LAFOURCHE PARISH, La. — Walking through the halls of Lady of the Sea General Hospital in Cut Off, the damage from Hurricane Ida is unbelievable to folks like CEO Karen Collins. She’s had several job titles here since 1982.
“It’s just devastating for our community as well as the employees,” said Collins. “Not only did we have damage to the hospital, we had a number of employees that lost their homes entirely.”
Cell phone video shows the moment when part of the back roof peeled off during the storm.
“I heard the noise,” said Dr. Camille Pitre. “I was in ICU and I was able to look out of a window and it was just a vortex of debris.”
Four COVID patients were inside the hospital. Dr. Pitre was one of the physicians caring for them, as water started falling down the inside walls and stairwells.
“We spent some time chasing that water with blankets and towels and it was just a losing battle,” said Pitre. “We couldn’t use the elevator. We had to bring patients down the stairs from the second floor to the first floor and we had to travel with equipment and with supplies via stairs, carefully, because that’s where a lot of the water was coming in.”
Once the storm was over, those patients were airlifted to other hospitals. Lady of the Sea was left standing, but unable to care for its community. As a critical access hospital with no power, within two weeks, workers had an emergency department, health clinic and pharmacy operating off generators.
“It’s going to be a long road,” said Collins.
Collins says that long road is at least six months to a year before Lady of the Sea is back in operation.
“Which is a big blow to our community because we are the only hospital within 30 minutes.

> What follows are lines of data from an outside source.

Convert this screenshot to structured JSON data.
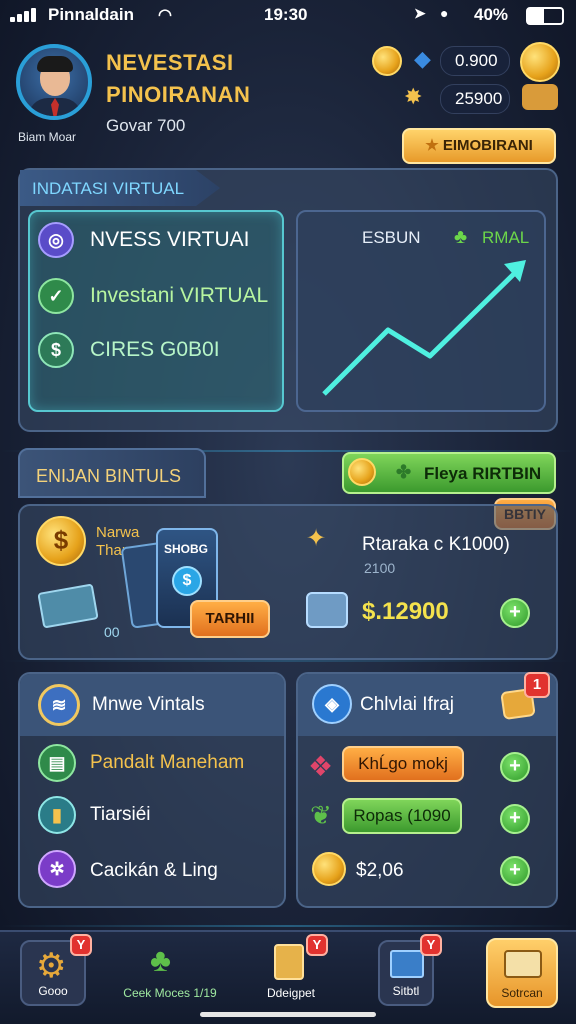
{
  "status_bar": {
    "carrier": "Pinnaldain",
    "time": "19:30",
    "battery": "40%"
  },
  "header": {
    "title_line1": "NEVESTASI",
    "title_line2": "PINOIRANAN",
    "subtitle": "Govar 700",
    "player_name": "Biam Moar",
    "balance_1": "0.900",
    "balance_2": "25900",
    "top_button": "EIMOBIRANI"
  },
  "virtual_panel": {
    "tab_label": "INDATASI VIRTUAL",
    "options": [
      {
        "label": "NVESS VIRTUAI",
        "icon": "target-icon"
      },
      {
        "label": "Investani VIRTUAL",
        "icon": "check-icon"
      },
      {
        "label": "CIRES G0B0I",
        "icon": "coins-icon"
      }
    ],
    "chart_left_label": "ESBUN",
    "chart_right_label": "RMAL"
  },
  "bonus_section": {
    "tab_label": "ENIJAN BINTULS",
    "play_button": "Fleya RIRTBIN",
    "corner_tag": "BBTIY",
    "card_text_1": "Narwa",
    "card_text_2": "Thansa",
    "card_box_label": "SHOBG",
    "card_small": "00",
    "card_button": "TARHII",
    "reward_title": "Rtaraka c K1000)",
    "reward_sub": "2100",
    "reward_value": "$.12900"
  },
  "left_panel": {
    "title": "Mnwe Vintals",
    "items": [
      {
        "label": "Pandalt Maneham",
        "icon": "document-icon"
      },
      {
        "label": "Tiarsiéi",
        "icon": "bottle-icon"
      },
      {
        "label": "Cacikán & Ling",
        "icon": "gear-icon"
      }
    ]
  },
  "right_panel": {
    "title": "Chlvlai Ifraj",
    "badge": "1",
    "items": [
      {
        "label": "KhĹgo mokj"
      },
      {
        "label": "Ropas (1090"
      },
      {
        "label": "$2,06"
      }
    ]
  },
  "bottom_nav": [
    {
      "label": "Gooo",
      "badge": "Y"
    },
    {
      "label": "Ceek Moces 1/19"
    },
    {
      "label": "Ddeigpet",
      "badge": "Y"
    },
    {
      "label": "Sitbtl",
      "badge": "Y"
    },
    {
      "label": "Sotrcan"
    }
  ],
  "colors": {
    "gold": "#f4c24d",
    "teal": "#57c7d0",
    "green": "#5ec04a",
    "panel": "#3a4c68"
  }
}
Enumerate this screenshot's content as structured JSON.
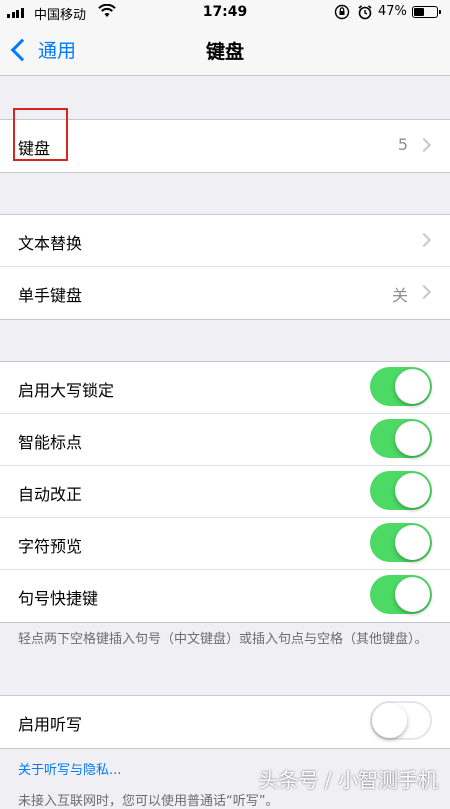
{
  "status_bar": {
    "carrier": "中国移动",
    "time": "17:49",
    "battery": "47%",
    "battery_level": 0.47,
    "icons": [
      "signal-icon",
      "wifi-icon",
      "orientation-lock-icon",
      "alarm-icon",
      "battery-icon"
    ]
  },
  "nav": {
    "back_label": "通用",
    "title": "键盘"
  },
  "group1": {
    "keyboards_label": "键盘",
    "keyboards_count": "5"
  },
  "group2": {
    "text_replacement": "文本替换",
    "one_handed_label": "单手键盘",
    "one_handed_value": "关"
  },
  "group3": {
    "items": [
      {
        "label": "启用大写锁定",
        "on": true
      },
      {
        "label": "智能标点",
        "on": true
      },
      {
        "label": "自动改正",
        "on": true
      },
      {
        "label": "字符预览",
        "on": true
      },
      {
        "label": "句号快捷键",
        "on": true
      }
    ],
    "footnote": "轻点两下空格键插入句号（中文键盘）或插入句点与空格（其他键盘）。"
  },
  "group4": {
    "dictation_label": "启用听写",
    "dictation_on": false,
    "privacy_link": "关于听写与隐私...",
    "cutoff_text": "未接入互联网时，您可以使用普通话“听写”。"
  },
  "watermark": "头条号 / 小智测手机",
  "colors": {
    "accent": "#007aff",
    "toggle_on": "#4cd964",
    "highlight": "#d9251d"
  }
}
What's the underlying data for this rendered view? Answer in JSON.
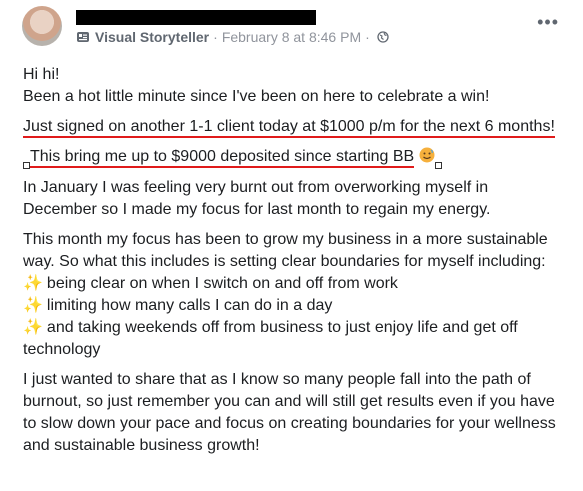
{
  "post": {
    "author_name": "",
    "role": "Visual Storyteller",
    "separator": "·",
    "date": "February 8 at 8:46 PM",
    "more_label": "•••",
    "icons": {
      "badge": "badge-icon",
      "privacy": "globe-icon",
      "menu": "more-options-icon"
    },
    "accent_underline": "#e01b1b",
    "paragraphs": {
      "p1": "Hi hi!",
      "p2": "Been a hot little minute since I've been on here to celebrate a win!",
      "p3": "Just signed on another 1-1 client today at $1000 p/m for the next 6 months!",
      "p4": "This bring me up to $9000 deposited since starting BB",
      "p5": "In January I was feeling very burnt out from overworking myself in December so I made my focus for last month to regain my energy.",
      "p6": "This month my focus has been to grow my business in a more sustainable way. So what this includes is setting clear boundaries for myself including:",
      "bullets": [
        "being clear on when I switch on and off from work",
        "limiting how many calls I can do in a day",
        "and taking weekends off from business to just enjoy life and get off technology"
      ],
      "p7": "I just wanted to share that as I know so many people fall into the path of burnout, so just remember you can and will still get results even if you have to slow down your pace and focus on creating boundaries for your wellness and sustainable business growth!"
    }
  }
}
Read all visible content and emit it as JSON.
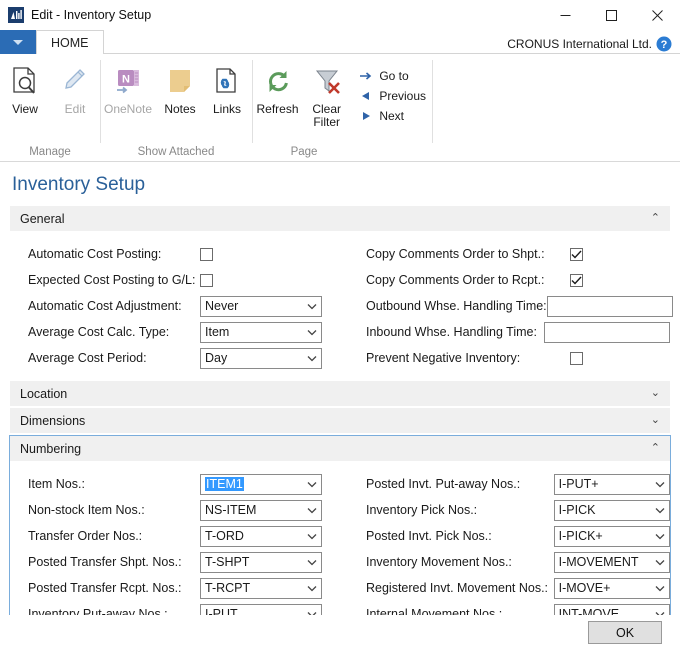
{
  "window": {
    "title": "Edit - Inventory Setup",
    "app_icon": "dynamics-nav-icon",
    "minimize_label": "─",
    "maximize_label": "☐",
    "close_label": "✕"
  },
  "ribbon": {
    "quick_access_label": "▼",
    "tabs": [
      {
        "label": "HOME",
        "active": true
      }
    ],
    "company": "CRONUS International Ltd.",
    "help_label": "?",
    "groups": [
      {
        "label": "Manage",
        "buttons": [
          {
            "label": "View",
            "icon": "view-document-search-icon",
            "disabled": false
          },
          {
            "label": "Edit",
            "icon": "edit-pencil-icon",
            "disabled": true
          }
        ]
      },
      {
        "label": "Show Attached",
        "buttons": [
          {
            "label": "OneNote",
            "icon": "onenote-icon",
            "disabled": true
          },
          {
            "label": "Notes",
            "icon": "notes-sticky-icon",
            "disabled": false
          },
          {
            "label": "Links",
            "icon": "links-chain-icon",
            "disabled": false
          }
        ]
      },
      {
        "label": "Page",
        "buttons": [
          {
            "label": "Refresh",
            "icon": "refresh-icon",
            "disabled": false
          },
          {
            "label": "Clear Filter",
            "icon": "clear-filter-icon",
            "disabled": false
          }
        ],
        "small_items": [
          {
            "label": "Go to",
            "icon": "arrow-right-icon"
          },
          {
            "label": "Previous",
            "icon": "arrow-left-icon"
          },
          {
            "label": "Next",
            "icon": "arrow-right-solid-icon"
          }
        ]
      }
    ]
  },
  "page": {
    "title": "Inventory Setup",
    "sections": [
      {
        "name": "General",
        "label": "General",
        "expanded": true,
        "focused": false,
        "chevron": "⌃"
      },
      {
        "name": "Location",
        "label": "Location",
        "expanded": false,
        "focused": false,
        "chevron": "⌄"
      },
      {
        "name": "Dimensions",
        "label": "Dimensions",
        "expanded": false,
        "focused": false,
        "chevron": "⌄"
      },
      {
        "name": "Numbering",
        "label": "Numbering",
        "expanded": true,
        "focused": true,
        "chevron": "⌃"
      }
    ]
  },
  "general": {
    "left_fields": [
      {
        "label": "Automatic Cost Posting:",
        "type": "checkbox",
        "checked": false,
        "name": "automatic-cost-posting"
      },
      {
        "label": "Expected Cost Posting to G/L:",
        "type": "checkbox",
        "checked": false,
        "name": "expected-cost-posting-to-gl"
      },
      {
        "label": "Automatic Cost Adjustment:",
        "type": "combo",
        "value": "Never",
        "name": "automatic-cost-adjustment"
      },
      {
        "label": "Average Cost Calc. Type:",
        "type": "combo",
        "value": "Item",
        "name": "average-cost-calc-type"
      },
      {
        "label": "Average Cost Period:",
        "type": "combo",
        "value": "Day",
        "name": "average-cost-period"
      }
    ],
    "right_fields": [
      {
        "label": "Copy Comments Order to Shpt.:",
        "type": "checkbox",
        "checked": true,
        "name": "copy-comments-order-to-shpt"
      },
      {
        "label": "Copy Comments Order to Rcpt.:",
        "type": "checkbox",
        "checked": true,
        "name": "copy-comments-order-to-rcpt"
      },
      {
        "label": "Outbound Whse. Handling Time:",
        "type": "text",
        "value": "",
        "name": "outbound-whse-handling-time"
      },
      {
        "label": "Inbound Whse. Handling Time:",
        "type": "text",
        "value": "",
        "name": "inbound-whse-handling-time"
      },
      {
        "label": "Prevent Negative Inventory:",
        "type": "checkbox",
        "checked": false,
        "name": "prevent-negative-inventory"
      }
    ]
  },
  "numbering": {
    "left_fields": [
      {
        "label": "Item Nos.:",
        "value": "ITEM1",
        "selected": true,
        "name": "item-nos"
      },
      {
        "label": "Non-stock Item Nos.:",
        "value": "NS-ITEM",
        "selected": false,
        "name": "non-stock-item-nos"
      },
      {
        "label": "Transfer Order Nos.:",
        "value": "T-ORD",
        "selected": false,
        "name": "transfer-order-nos"
      },
      {
        "label": "Posted Transfer Shpt. Nos.:",
        "value": "T-SHPT",
        "selected": false,
        "name": "posted-transfer-shpt-nos"
      },
      {
        "label": "Posted Transfer Rcpt. Nos.:",
        "value": "T-RCPT",
        "selected": false,
        "name": "posted-transfer-rcpt-nos"
      },
      {
        "label": "Inventory Put-away Nos.:",
        "value": "I-PUT",
        "selected": false,
        "name": "inventory-put-away-nos"
      }
    ],
    "right_fields": [
      {
        "label": "Posted Invt. Put-away Nos.:",
        "value": "I-PUT+",
        "selected": false,
        "name": "posted-invt-put-away-nos"
      },
      {
        "label": "Inventory Pick Nos.:",
        "value": "I-PICK",
        "selected": false,
        "name": "inventory-pick-nos"
      },
      {
        "label": "Posted Invt. Pick Nos.:",
        "value": "I-PICK+",
        "selected": false,
        "name": "posted-invt-pick-nos"
      },
      {
        "label": "Inventory Movement Nos.:",
        "value": "I-MOVEMENT",
        "selected": false,
        "name": "inventory-movement-nos"
      },
      {
        "label": "Registered Invt. Movement Nos.:",
        "value": "I-MOVE+",
        "selected": false,
        "name": "registered-invt-movement-nos"
      },
      {
        "label": "Internal Movement Nos.:",
        "value": "INT-MOVE",
        "selected": false,
        "name": "internal-movement-nos"
      }
    ]
  },
  "footer": {
    "ok_label": "OK"
  },
  "colors": {
    "accent": "#2a6099",
    "ribbon_blue": "#2b6cb5",
    "selection_blue": "#3399ff",
    "focus_border": "#7aaddc",
    "group_header_bg": "#f0f0f0"
  }
}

In some areas we serve, an hour to the next closest hospital,” said Collins.
Knowing this hospital means so much to folks in Lafourche Parish, Collins says medical services are critical right now.
“This community is very devoted to us,” said Collins. “They have supported us through years here and our staff is very, very committed to making sure they get the best care possible.”
The hospital now has a temporary roof as crews remove wet walls and ceiling tiles, salvaging what they can. The inside may be destroyed, but heart of the hospital keeps beating.